Bright Spot?

One possible bright spot could come from Congress revisiting the cuts in the hospital disproportionate share rate (DSH) funding phased in under the ACA.

“I would expect hospitals to revisit the DSH formula,” Oday said. “It’s going to be a very interesting and potentially troubling period ahead for hospitals. Most of these changes will have to occur in a reconciliation bill. I would expect to see the repeal of some of the ACA funding taxes, like the tax on Cadillac insurance plans and medical devices, both of which have bipartisan support. I think we’ll see another resolution ‘kicking the can’ into the next congressional session in 2017.”

The Children’s Health Insurance Plan (CHIP) expires Sept. 30, 2017 and must be reauthorized next year, Oday noted. More than 8 million children whose families earned too much to qualify for Medicaid received coverage in 2015. Democratic presidential nominee Hillary Clinton was credited with spearheading the 1997 program.

“Its chances don’t look good,” Oday said. However, “CHIP was [Utah Sen.] Orrin Hatch’s baby. But I wouldn’t be surprised if it is passed, that it could be under reduced spending levels.”

Both the American Hospital Association (AHA) and America’s Essential Hospitals (AEH) issued statements on the election’s expected impacts.

Rick Pollack, president and CEO of AHA, vowed in a statement that organization’s priorities will remain the same following the election.

Pollack urged “advancing the transformation of health care, ensuring access to coverage, preserving adequate resources for health care, protecting patient access to care, enhancing the quality of care and patient safety, and making health care more affordable.”

Bruce Siegel, MD, president and CEO of AEH, wrote in a statement that the safety net hospital association will aim to protect access to high-quality care for vulnerable patients and vital services for communities.

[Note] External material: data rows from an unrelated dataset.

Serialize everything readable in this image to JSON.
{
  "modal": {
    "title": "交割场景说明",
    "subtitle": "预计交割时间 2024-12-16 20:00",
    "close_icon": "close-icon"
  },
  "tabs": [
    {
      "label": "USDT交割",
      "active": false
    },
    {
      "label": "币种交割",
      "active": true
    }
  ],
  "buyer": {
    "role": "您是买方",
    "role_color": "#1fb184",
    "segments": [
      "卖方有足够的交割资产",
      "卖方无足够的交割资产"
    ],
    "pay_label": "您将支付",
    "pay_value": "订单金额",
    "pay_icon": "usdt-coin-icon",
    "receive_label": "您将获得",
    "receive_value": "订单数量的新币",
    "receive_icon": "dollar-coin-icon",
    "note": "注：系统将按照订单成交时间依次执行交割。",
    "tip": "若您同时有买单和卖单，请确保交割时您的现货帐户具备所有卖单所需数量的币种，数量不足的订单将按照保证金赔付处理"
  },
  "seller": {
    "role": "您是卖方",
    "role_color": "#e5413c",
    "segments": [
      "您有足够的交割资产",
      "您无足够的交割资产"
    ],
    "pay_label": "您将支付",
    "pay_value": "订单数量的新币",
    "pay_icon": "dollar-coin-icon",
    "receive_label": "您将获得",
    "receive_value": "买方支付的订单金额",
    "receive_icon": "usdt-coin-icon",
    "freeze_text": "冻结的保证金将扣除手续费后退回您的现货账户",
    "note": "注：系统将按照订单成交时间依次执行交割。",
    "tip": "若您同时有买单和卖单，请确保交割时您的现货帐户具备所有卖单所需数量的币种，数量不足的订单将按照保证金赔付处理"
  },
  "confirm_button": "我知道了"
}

“We must sustain federal support for this mission, reject policy changes that reduce spending at the expense of coverage and access, and continue progress toward transformative approaches to better quality and value,” Siegel said.

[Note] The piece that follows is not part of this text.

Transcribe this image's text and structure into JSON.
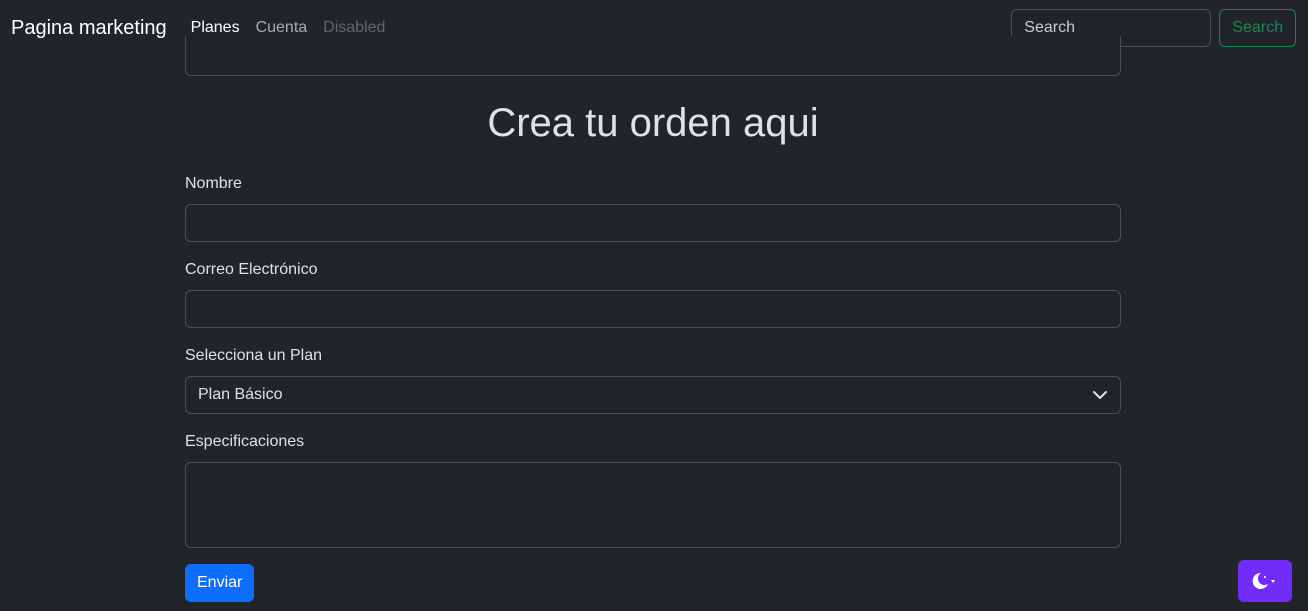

Downside Effects

Christopher Kerns, executive director of research for the Advisory Board Company, said hospitals are poised “to suffer all the down-side aspects of repealing the ACA and none of the upsides. Cuts to Medicare reimbursement are not likely to be scaled back and are likely to remain intact, while providers are concerned that coverage expansions will be cut. An outright repeal of the ACA likely means subsidies will be phased out for insurance exchanges and Medicaid expansions.”

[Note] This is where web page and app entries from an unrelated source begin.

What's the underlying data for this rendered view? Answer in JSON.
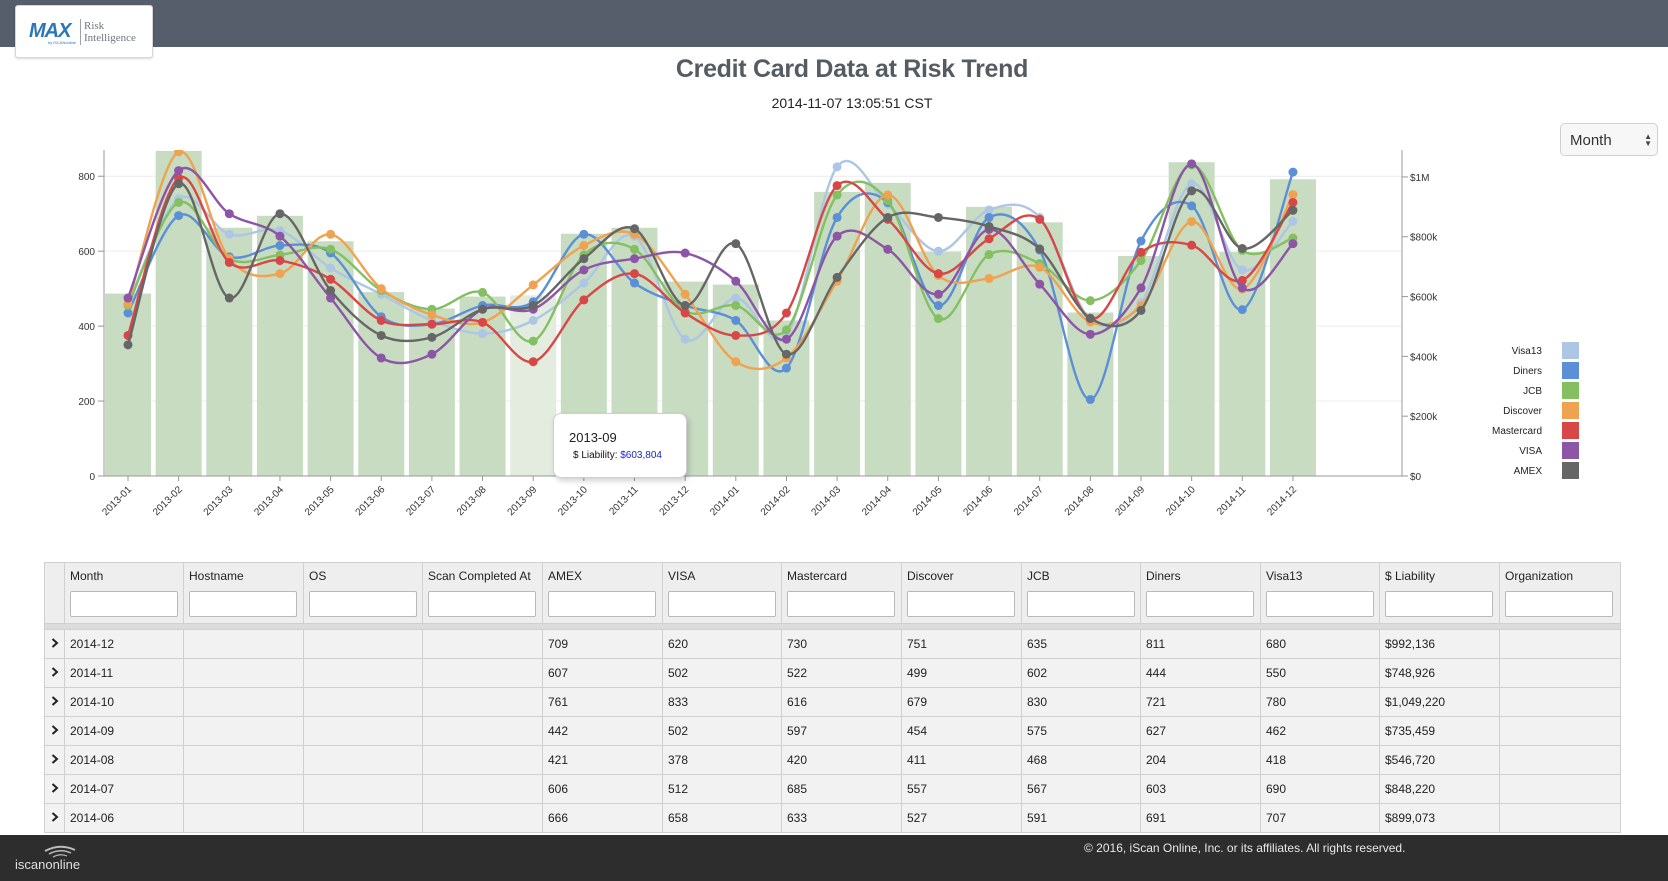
{
  "logo": {
    "brand": "MAX",
    "product_line1": "Risk",
    "product_line2": "Intelligence",
    "sub": "by iSCANonline"
  },
  "title": "Credit Card Data at Risk Trend",
  "subtitle": "2014-11-07 13:05:51 CST",
  "period_select": {
    "value": "Month"
  },
  "tooltip": {
    "title": "2013-09",
    "label": "$ Liability:",
    "value": "$603,804"
  },
  "chart_data": {
    "type": "bar+line",
    "categories": [
      "2013-01",
      "2013-02",
      "2013-03",
      "2013-04",
      "2013-05",
      "2013-06",
      "2013-07",
      "2013-08",
      "2013-09",
      "2013-10",
      "2013-11",
      "2013-12",
      "2014-01",
      "2014-02",
      "2014-03",
      "2014-04",
      "2014-05",
      "2014-06",
      "2014-07",
      "2014-08",
      "2014-09",
      "2014-10",
      "2014-11",
      "2014-12"
    ],
    "left_axis": {
      "ylim": [
        0,
        870
      ],
      "ticks": [
        "0",
        "200",
        "400",
        "600",
        "800"
      ]
    },
    "right_axis": {
      "ylim": [
        0,
        1090000
      ],
      "ticks": [
        "$0",
        "$200k",
        "$400k",
        "$600k",
        "$800k",
        "$1M"
      ]
    },
    "bars": {
      "name": "$ Liability",
      "color": "#c8dcc2",
      "values": [
        610000,
        1087000,
        830000,
        870000,
        785000,
        615000,
        560000,
        600000,
        603804,
        810000,
        830000,
        650000,
        640000,
        520000,
        950000,
        980000,
        750000,
        900000,
        848220,
        546720,
        735459,
        1049220,
        748926,
        992136
      ]
    },
    "series": [
      {
        "name": "Visa13",
        "color": "#adc6e5",
        "values": [
          460,
          740,
          645,
          655,
          555,
          485,
          415,
          380,
          415,
          515,
          640,
          365,
          475,
          375,
          825,
          725,
          600,
          710,
          690,
          418,
          462,
          780,
          550,
          680
        ]
      },
      {
        "name": "Diners",
        "color": "#5b8fd6",
        "values": [
          435,
          695,
          585,
          615,
          595,
          425,
          405,
          455,
          465,
          645,
          515,
          455,
          415,
          288,
          690,
          730,
          455,
          690,
          603,
          204,
          627,
          721,
          444,
          811
        ]
      },
      {
        "name": "JCB",
        "color": "#84c061",
        "values": [
          455,
          730,
          580,
          590,
          605,
          495,
          445,
          490,
          360,
          590,
          605,
          440,
          455,
          390,
          750,
          735,
          420,
          591,
          567,
          468,
          575,
          830,
          602,
          635
        ]
      },
      {
        "name": "Discover",
        "color": "#efa24f",
        "values": [
          460,
          865,
          580,
          540,
          645,
          500,
          430,
          410,
          510,
          615,
          645,
          485,
          305,
          315,
          520,
          750,
          535,
          527,
          557,
          411,
          454,
          679,
          499,
          751
        ]
      },
      {
        "name": "Mastercard",
        "color": "#d84747",
        "values": [
          375,
          795,
          570,
          575,
          525,
          415,
          405,
          410,
          305,
          470,
          540,
          435,
          375,
          435,
          775,
          685,
          540,
          633,
          685,
          420,
          597,
          616,
          522,
          730
        ]
      },
      {
        "name": "VISA",
        "color": "#8c55a6",
        "values": [
          475,
          815,
          700,
          640,
          475,
          315,
          325,
          445,
          445,
          550,
          580,
          595,
          520,
          365,
          640,
          605,
          485,
          658,
          512,
          378,
          502,
          833,
          502,
          620
        ]
      },
      {
        "name": "AMEX",
        "color": "#666666",
        "values": [
          350,
          780,
          475,
          700,
          495,
          375,
          370,
          445,
          455,
          580,
          660,
          455,
          620,
          325,
          530,
          690,
          690,
          666,
          606,
          421,
          442,
          761,
          607,
          709
        ]
      }
    ],
    "legend_position": "right",
    "grid": true
  },
  "table": {
    "columns": [
      "Month",
      "Hostname",
      "OS",
      "Scan Completed At",
      "AMEX",
      "VISA",
      "Mastercard",
      "Discover",
      "JCB",
      "Diners",
      "Visa13",
      "$ Liability",
      "Organization"
    ],
    "rows": [
      [
        "2014-12",
        "",
        "",
        "",
        "709",
        "620",
        "730",
        "751",
        "635",
        "811",
        "680",
        "$992,136",
        ""
      ],
      [
        "2014-11",
        "",
        "",
        "",
        "607",
        "502",
        "522",
        "499",
        "602",
        "444",
        "550",
        "$748,926",
        ""
      ],
      [
        "2014-10",
        "",
        "",
        "",
        "761",
        "833",
        "616",
        "679",
        "830",
        "721",
        "780",
        "$1,049,220",
        ""
      ],
      [
        "2014-09",
        "",
        "",
        "",
        "442",
        "502",
        "597",
        "454",
        "575",
        "627",
        "462",
        "$735,459",
        ""
      ],
      [
        "2014-08",
        "",
        "",
        "",
        "421",
        "378",
        "420",
        "411",
        "468",
        "204",
        "418",
        "$546,720",
        ""
      ],
      [
        "2014-07",
        "",
        "",
        "",
        "606",
        "512",
        "685",
        "557",
        "567",
        "603",
        "690",
        "$848,220",
        ""
      ],
      [
        "2014-06",
        "",
        "",
        "",
        "666",
        "658",
        "633",
        "527",
        "591",
        "691",
        "707",
        "$899,073",
        ""
      ]
    ]
  },
  "footer": {
    "brand": "iscanonline",
    "copyright": "© 2016, iScan Online, Inc. or its affiliates. All rights reserved."
  }
}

Kerns said hospitals also fear that an ACA repeal could doom the investments hospitals have made in care transformation.

“If those reimbursement models, which have been moving from fee for service to risk-based, go away, what happens next?” Kerns said in an interview.

Kerns said that another concern is the uncertainty surrounding access to capital, which has improved since the financial crisis.

“Issues about reimbursement can cast a cloud on hospitals’ ability to access reasonably priced tax exempt debt,” Kerns said.

Hospitals will be eager to see who President Trump selects to head HHS, Kerns said.

“They’ll be watchful for that person’s priorities and the order of events for managing the ACA’s repeal,” Kerns said. He added that the HHS secretary wields great power in interpreting regulations.

Chip Kahn, president and CEO of the Federation of American Hospitals (FAH), said the organization is “taking everybody at their word that one of the Republicans’ top priorities is repealing the ACA. But the circumstances under which it is deconstructed or revised are very critical to us and to the patients and communities we serve.”

Kahn said that people who have had insurance coverage for the first time through the state exchanges or Medicaid expansion may be at risk. 

“We don’t know that there will be a real replacement,” Kahn said in an interview.

While Republicans may seek to repeal Obamacare entirely, Kahn said, they may be unable to do that.

“It takes 60 votes in the Senate and Democrats have 48,” Kahn said. “So this will likely be worked out in some kind of budget reconciliation.”


Mark Taylor is a freelance writer based in Chicago.

 

Publication Date: Tuesday, November 15, 2016